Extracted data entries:
● ● ● ● ●

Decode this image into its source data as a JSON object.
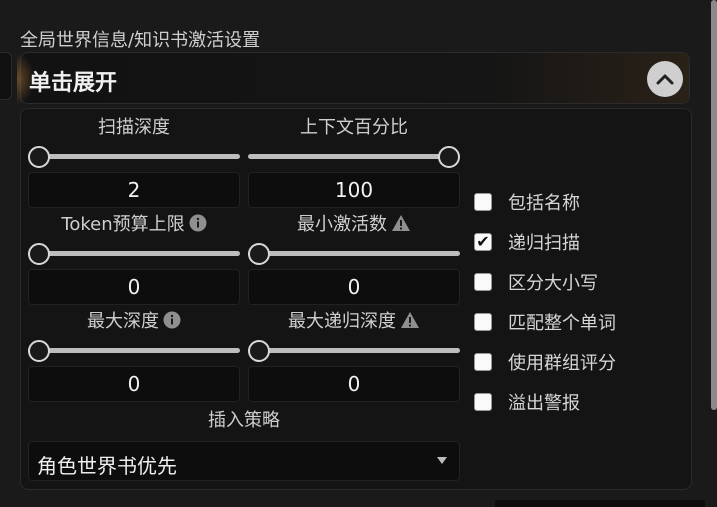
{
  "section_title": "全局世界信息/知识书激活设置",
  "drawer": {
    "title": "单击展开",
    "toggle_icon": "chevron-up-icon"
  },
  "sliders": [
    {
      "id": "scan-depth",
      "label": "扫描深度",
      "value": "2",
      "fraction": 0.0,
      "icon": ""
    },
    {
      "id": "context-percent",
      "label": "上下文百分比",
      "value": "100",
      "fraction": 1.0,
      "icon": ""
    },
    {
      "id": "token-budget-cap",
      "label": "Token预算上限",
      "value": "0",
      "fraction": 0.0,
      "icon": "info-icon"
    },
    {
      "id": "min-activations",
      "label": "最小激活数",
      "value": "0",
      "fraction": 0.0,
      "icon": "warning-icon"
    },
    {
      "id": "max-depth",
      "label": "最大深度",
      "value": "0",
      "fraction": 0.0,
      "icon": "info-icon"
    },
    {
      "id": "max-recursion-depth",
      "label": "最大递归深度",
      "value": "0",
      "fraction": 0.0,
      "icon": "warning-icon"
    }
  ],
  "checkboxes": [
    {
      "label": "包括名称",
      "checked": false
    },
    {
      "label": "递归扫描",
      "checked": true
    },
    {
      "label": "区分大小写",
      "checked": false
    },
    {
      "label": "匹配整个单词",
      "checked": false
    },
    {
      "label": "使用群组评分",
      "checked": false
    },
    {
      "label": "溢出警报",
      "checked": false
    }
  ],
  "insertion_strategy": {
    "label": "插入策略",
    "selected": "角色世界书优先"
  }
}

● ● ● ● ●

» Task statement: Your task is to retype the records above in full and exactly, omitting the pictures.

» The completed task:
Decode this image into its source data as a JSON object.
{
  "section_title": "全局世界信息/知识书激活设置",
  "drawer": {
    "title": "单击展开",
    "toggle_icon": "chevron-up-icon"
  },
  "sliders": [
    {
      "id": "scan-depth",
      "label": "扫描深度",
      "value": "2",
      "fraction": 0.0,
      "icon": ""
    },
    {
      "id": "context-percent",
      "label": "上下文百分比",
      "value": "100",
      "fraction": 1.0,
      "icon": ""
    },
    {
      "id": "token-budget-cap",
      "label": "Token预算上限",
      "value": "0",
      "fraction": 0.0,
      "icon": "info-icon"
    },
    {
      "id": "min-activations",
      "label": "最小激活数",
      "value": "0",
      "fraction": 0.0,
      "icon": "warning-icon"
    },
    {
      "id": "max-depth",
      "label": "最大深度",
      "value": "0",
      "fraction": 0.0,
      "icon": "info-icon"
    },
    {
      "id": "max-recursion-depth",
      "label": "最大递归深度",
      "value": "0",
      "fraction": 0.0,
      "icon": "warning-icon"
    }
  ],
  "checkboxes": [
    {
      "label": "包括名称",
      "checked": false
    },
    {
      "label": "递归扫描",
      "checked": true
    },
    {
      "label": "区分大小写",
      "checked": false
    },
    {
      "label": "匹配整个单词",
      "checked": false
    },
    {
      "label": "使用群组评分",
      "checked": false
    },
    {
      "label": "溢出警报",
      "checked": false
    }
  ],
  "insertion_strategy": {
    "label": "插入策略",
    "selected": "角色世界书优先"
  }
}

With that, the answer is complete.